EVALUATION OF MOISTURE DAMAGE IN HOT-MIX ASPHALT WITH PENNDOT DISTRICT 1 LOCAL AGGREGATES

Open Access
Author:
Chang, Chieh-Tang
Graduate Program:
Civil Engineering
Degree:
Master of Science
Document Type:
Master Thesis
Date of Defense:
September 14, 2009
Committee Members:
  • Mansour Solaimanian, Thesis Advisor
Keywords:
  • accelerated pavement testing
  • moisture damage
  • hot-mix asphalt pavement
  • dynamic modulus
Abstract:

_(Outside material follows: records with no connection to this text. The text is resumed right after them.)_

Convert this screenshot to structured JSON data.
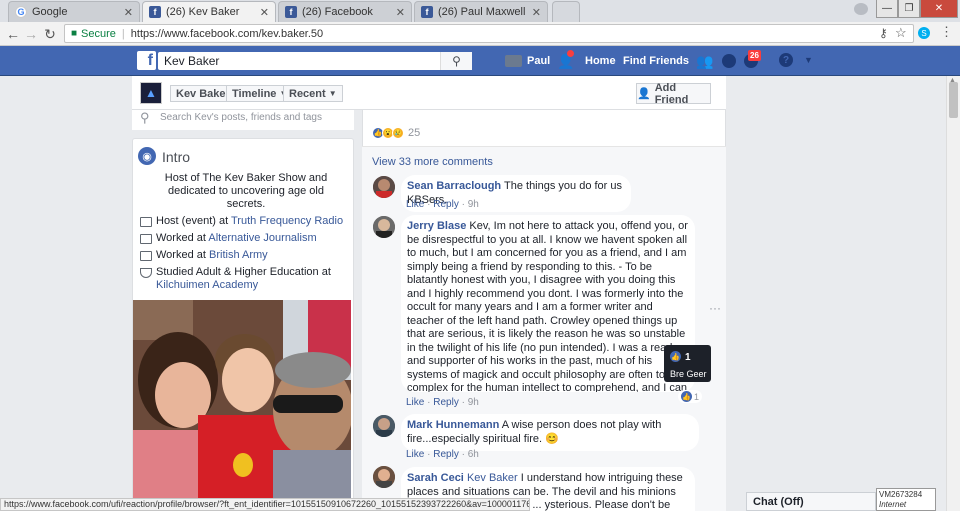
{
  "browser": {
    "tabs": [
      {
        "label": "Google",
        "favicon": "google-icon"
      },
      {
        "label": "(26) Kev Baker",
        "favicon": "facebook-icon",
        "active": true
      },
      {
        "label": "(26) Facebook",
        "favicon": "facebook-icon"
      },
      {
        "label": "(26) Paul Maxwell",
        "favicon": "facebook-icon"
      }
    ],
    "secure_label": "Secure",
    "url": "https://www.facebook.com/kev.baker.50"
  },
  "fb_header": {
    "search_value": "Kev Baker",
    "user_name": "Paul",
    "home": "Home",
    "find_friends": "Find Friends",
    "notif_count": "26",
    "brand_color": "#4267b2"
  },
  "timeline_bar": {
    "name_tab": "Kev Baker",
    "timeline_tab": "Timeline",
    "recent_tab": "Recent",
    "add_friend": "Add Friend"
  },
  "left": {
    "search_placeholder": "Search Kev's posts, friends and tags",
    "intro_title": "Intro",
    "bio": "Host of The Kev Baker Show and dedicated to uncovering age old secrets.",
    "facts": [
      {
        "prefix": "Host (event) at ",
        "link": "Truth Frequency Radio"
      },
      {
        "prefix": "Worked at ",
        "link": "Alternative Journalism"
      },
      {
        "prefix": "Worked at ",
        "link": "British Army"
      },
      {
        "prefix": "Studied Adult & Higher Education at ",
        "link": "Kilchuimen Academy"
      }
    ]
  },
  "post": {
    "reaction_count": "25",
    "view_more": "View 33 more comments",
    "comments": [
      {
        "name": "Sean Barraclough",
        "text": "The things you do for us KBSers.",
        "like": "Like",
        "reply": "Reply",
        "time": "9h"
      },
      {
        "name": "Jerry Blase",
        "text": "Kev, Im not here to attack you, offend you, or be disrespectful to you at all. I know we havent spoken all to much, but I am concerned for you as a friend, and I am simply being a friend by responding to this. - To be blatantly honest with you, I disagree with you doing this and I highly recommend you dont. I was formerly into the occult for many years and I am a former writer and teacher of the left hand path. Crowley opened things up that are serious, it is likely the reason he was so unstable in the twilight of his life (no pun intended). I was a reader and supporter of his works in the past, much of his systems of magick and occult philosophy are often to complex for the human intellect to comprehend, and I can promise you it isnt something to play with for ones own entertainment purposes or You are placing your entire being at risk by going to places like t I plead with you as a friend and human being to not go. Please t Laura's advice.",
        "like": "Like",
        "reply": "Reply",
        "time": "9h",
        "like_count": "1"
      },
      {
        "name": "Mark Hunnemann",
        "text": "A wise person does not play with fire...especially spiritual fire.",
        "like": "Like",
        "reply": "Reply",
        "time": "6h"
      },
      {
        "name": "Sarah Ceci",
        "tag": "Kev Baker",
        "text": "I understand how intriguing these places and situations can be. The devil and his minions have a way of presenting ... ysterious. Please don't be fooled. ... we should be focusing ourselves and it"
      }
    ],
    "tooltip": {
      "count": "1",
      "name": "Bre Geer"
    }
  },
  "statusbar": {
    "url": "https://www.facebook.com/ufi/reaction/profile/browser/?ft_ent_identifier=10155150910672260_10155152393722260&av=100001176633313"
  },
  "chat_label": "Chat (Off)",
  "vm": {
    "id": "VM2673284",
    "label": "Internet access"
  }
}
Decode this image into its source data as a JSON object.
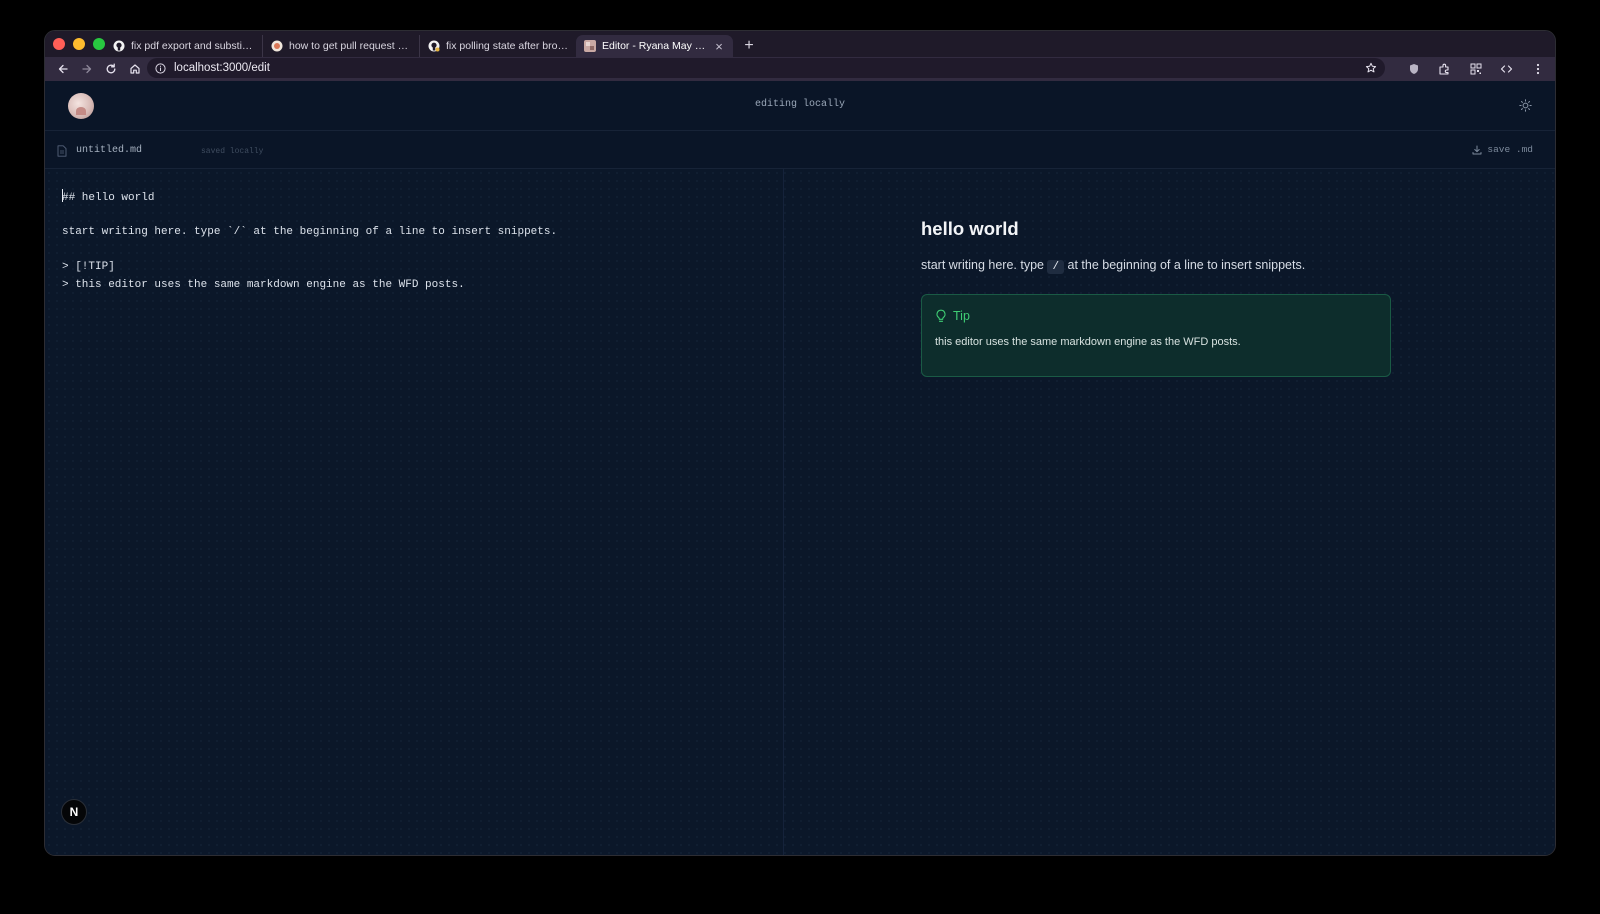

The sources delivering quality aggregate for use in hot-mix asphalt concrete have been depleting in PennDOT District 1, which has currently resulted in shortage of quality Type A aggregate in this district. The local aggregates don’t meet the required criteria on soundness or absorption level, or both. Furthermore, stripping and moisture damage in these gravel aggregates are of concern even though most of these aggregates exhibit excellent skid resistance and durability. As a result of this situation, research was conducted to evaluate resistance of moisture damage of hot-mix asphalt concrete using District 1-0 aggregates. Research included modifications that could be applied to asphalt mixtures to improve moisture resistance of such aggregates in hot-mix asphalt. Four Type C aggregates and one Type A aggregate, all sources located in District 1-0, were selected for evaluation. Mixes were prepared as control, with liquid anti-stripping agent, with lime, and with a gravel-limestone blend for the #8 material at equal proportions. The tests included PennDOT’s modified version of AASHTO test method T283 (Tensile Strength Ratio), one-third scale model mobile load simulator (MMLS3), and dynamic modulus test with repeated freeze-thaw cycles. Overall, it was concluded that two of the five aggregate sources without any treatment could pass the requirement on moisture damage resistance based on the PennDOT version of the AASHTO T283 test method. It was also found that the specific liquid anti-stripping agent used with these mixes improved the moisture damage resistance significantly. The study indicated improvement of moisture damage resistance using the limestone-gravel blend to a much lesser degree compared to the improvement gained through the usage of liquid anti-stripping agent. In testing with the MMLS3, only three control mixes were included, and testing was conducted under both dry and wet conditions. A higher rutting level was found in wet tested specimens compared to dry specimens. Only two of the five mixes were chosen for evaluation using dynamic modulus testing due to limited resources and time. Each specimen was planned to be tested four times: unconditioned, after it was conditioned once, conditioned twice, and conditioned three times. However, a few specimens failed after second cycle of conditioning and therefore dynamic modulus could not be obtained for all conditions. Results indicate that the modulus decreases as the testing frequency decreases. Furthermore, the modulus dropped after being conditioned at all frequencies for all the mixes, especially after the second cycle of conditioning.